  • Cheung L, Messina M, Gill A, Clarkson A, Learoyd D, Delbridge L, Wentworth J, Philips J, Clifton-Bligh R, Robinson BG. Detection of the PAX8-PPAR gamma fusion oncogene in both follicular thyroid carcinomas and adenomas. J Clin Endocrinol Metab. 2003 Jan;88(1):354-7. (
  • Grasberger H, Ringkananont U, Lefrancois P, Abramowicz M, Vassart G, Refetoff S. Thyroid transcription factor 1 rescues PAX8/p300 synergism impaired by a natural PAX8 paired domain mutation with dominant negative activity. Mol Endocrinol. 2005 Jul;19(7):1779-91. Epub 2005 Feb 17. (
  • Komatsu M, Takahashi T, Takahashi I, Nakamura M, Takahashi I, Takada G. Thyroid dysgenesis caused by PAX8 mutation: the hypermutability with CpG dinucleotides at codon 31. J Pediatr. 2001 Oct;139(4):597-9. (
  • Macchia PE, Lapi P, Krude H, Pirro MT, Missero C, Chiovato L, Souabni A, Baserga M, Tassi V, Pinchera A, Fenzi G, Grüters A, Busslinger M, Di Lauro R. PAX8 mutations associated with congenital hypothyroidism caused by thyroid dysgenesis. Nat Genet. 1998 May;19(1):83-6. (
  • NCBI Gene (
  • Park SM, Chatterjee VK. Genetics of congenital hypothyroidism. J Med Genet. 2005 May;42(5):379-89. Review. (

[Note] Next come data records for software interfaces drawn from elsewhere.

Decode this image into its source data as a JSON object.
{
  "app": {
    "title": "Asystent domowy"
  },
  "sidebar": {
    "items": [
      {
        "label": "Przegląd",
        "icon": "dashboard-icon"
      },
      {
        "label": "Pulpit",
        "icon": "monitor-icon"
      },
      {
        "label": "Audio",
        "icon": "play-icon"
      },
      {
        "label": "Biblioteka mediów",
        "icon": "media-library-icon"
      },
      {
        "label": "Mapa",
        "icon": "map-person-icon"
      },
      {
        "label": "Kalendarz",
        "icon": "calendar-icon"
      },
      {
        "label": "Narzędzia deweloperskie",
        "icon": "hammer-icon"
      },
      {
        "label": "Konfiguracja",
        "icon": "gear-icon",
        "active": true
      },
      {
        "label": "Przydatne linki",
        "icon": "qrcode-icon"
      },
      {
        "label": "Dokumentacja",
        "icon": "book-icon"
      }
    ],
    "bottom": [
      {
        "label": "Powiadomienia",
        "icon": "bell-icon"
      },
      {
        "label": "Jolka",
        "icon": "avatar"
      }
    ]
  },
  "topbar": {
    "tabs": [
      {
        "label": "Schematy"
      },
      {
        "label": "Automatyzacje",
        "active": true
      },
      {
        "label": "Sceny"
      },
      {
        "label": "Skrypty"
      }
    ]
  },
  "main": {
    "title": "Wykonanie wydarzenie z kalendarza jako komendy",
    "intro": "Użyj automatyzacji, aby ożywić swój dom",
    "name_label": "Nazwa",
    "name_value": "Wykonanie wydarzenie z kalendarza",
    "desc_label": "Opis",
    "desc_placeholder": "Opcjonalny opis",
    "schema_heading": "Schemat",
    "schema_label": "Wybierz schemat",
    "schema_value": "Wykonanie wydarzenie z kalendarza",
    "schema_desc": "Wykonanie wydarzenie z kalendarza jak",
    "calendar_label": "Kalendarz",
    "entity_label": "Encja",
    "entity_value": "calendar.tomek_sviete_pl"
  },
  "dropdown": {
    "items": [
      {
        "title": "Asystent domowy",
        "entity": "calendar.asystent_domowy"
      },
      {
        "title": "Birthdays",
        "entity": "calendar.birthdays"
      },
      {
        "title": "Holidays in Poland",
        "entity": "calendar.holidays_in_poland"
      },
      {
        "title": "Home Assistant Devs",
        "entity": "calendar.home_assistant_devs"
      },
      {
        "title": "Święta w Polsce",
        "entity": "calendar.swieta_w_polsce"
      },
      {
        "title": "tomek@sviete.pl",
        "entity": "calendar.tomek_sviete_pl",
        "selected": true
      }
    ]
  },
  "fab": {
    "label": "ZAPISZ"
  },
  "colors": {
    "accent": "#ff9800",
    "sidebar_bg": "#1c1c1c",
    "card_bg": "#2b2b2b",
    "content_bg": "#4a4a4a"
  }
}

  • Pasca di Magliano M, Di Lauro R, Zannini M. Pax8 has a key role in thyroid cell differentiation. Proc Natl Acad Sci U S A. 2000 Nov 21;97(24):13144-9. (
  • Raman P, Koenig RJ. Pax-8-PPAR-γ fusion protein in thyroid carcinoma. Nat Rev Endocrinol. 2014 Oct;10(10):616-23. doi: 10.1038/nrendo.2014.115. Epub 2014 Jul 29. Review. (
  • Ramos HE, Carré A, Chevrier L, Szinnai G, Tron E, Cerqueira TL, Léger J, Cabrol S, Puel O, Queinnec C, De Roux N, Guillot L, Castanet M, Polak M. Extreme phenotypic variability of thyroid dysgenesis in six new cases of congenital hypothyroidism due to PAX8 gene loss-of-function mutations. Eur J Endocrinol. 2014 Oct;171(4):499-507. doi: 10.1530/EJE-13-1006. (
  • Tell G, Pellizzari L, Esposito G, Pucillo C, Macchia PE, Di Lauro R, Damante G. Structural defects of a Pax8 mutant that give rise to congenital hypothyroidism. Biochem J. 1999 Jul 1;341 ( Pt 1):89-93. (
  • Vilain C, Rydlewski C, Duprez L, Heinrichs C, Abramowicz M, Malvaux P, Renneboog B, Parma J, Costagliola S, Vassart G. Autosomal dominant transmission of congenital thyroid hypoplasia due to loss-of-function mutation of PAX8. J Clin Endocrinol Metab. 2001 Jan;86(1):234-8. (


The resources on this site should not be used as a substitute for professional medical care or advice. Users seeking information about a personal genetic disease, syndrome, or condition should consult with a qualified healthcare professional. See How can I find a genetics professional in my area? ( in the Handbook.

Reviewed: September 2015
Published: February 8, 2016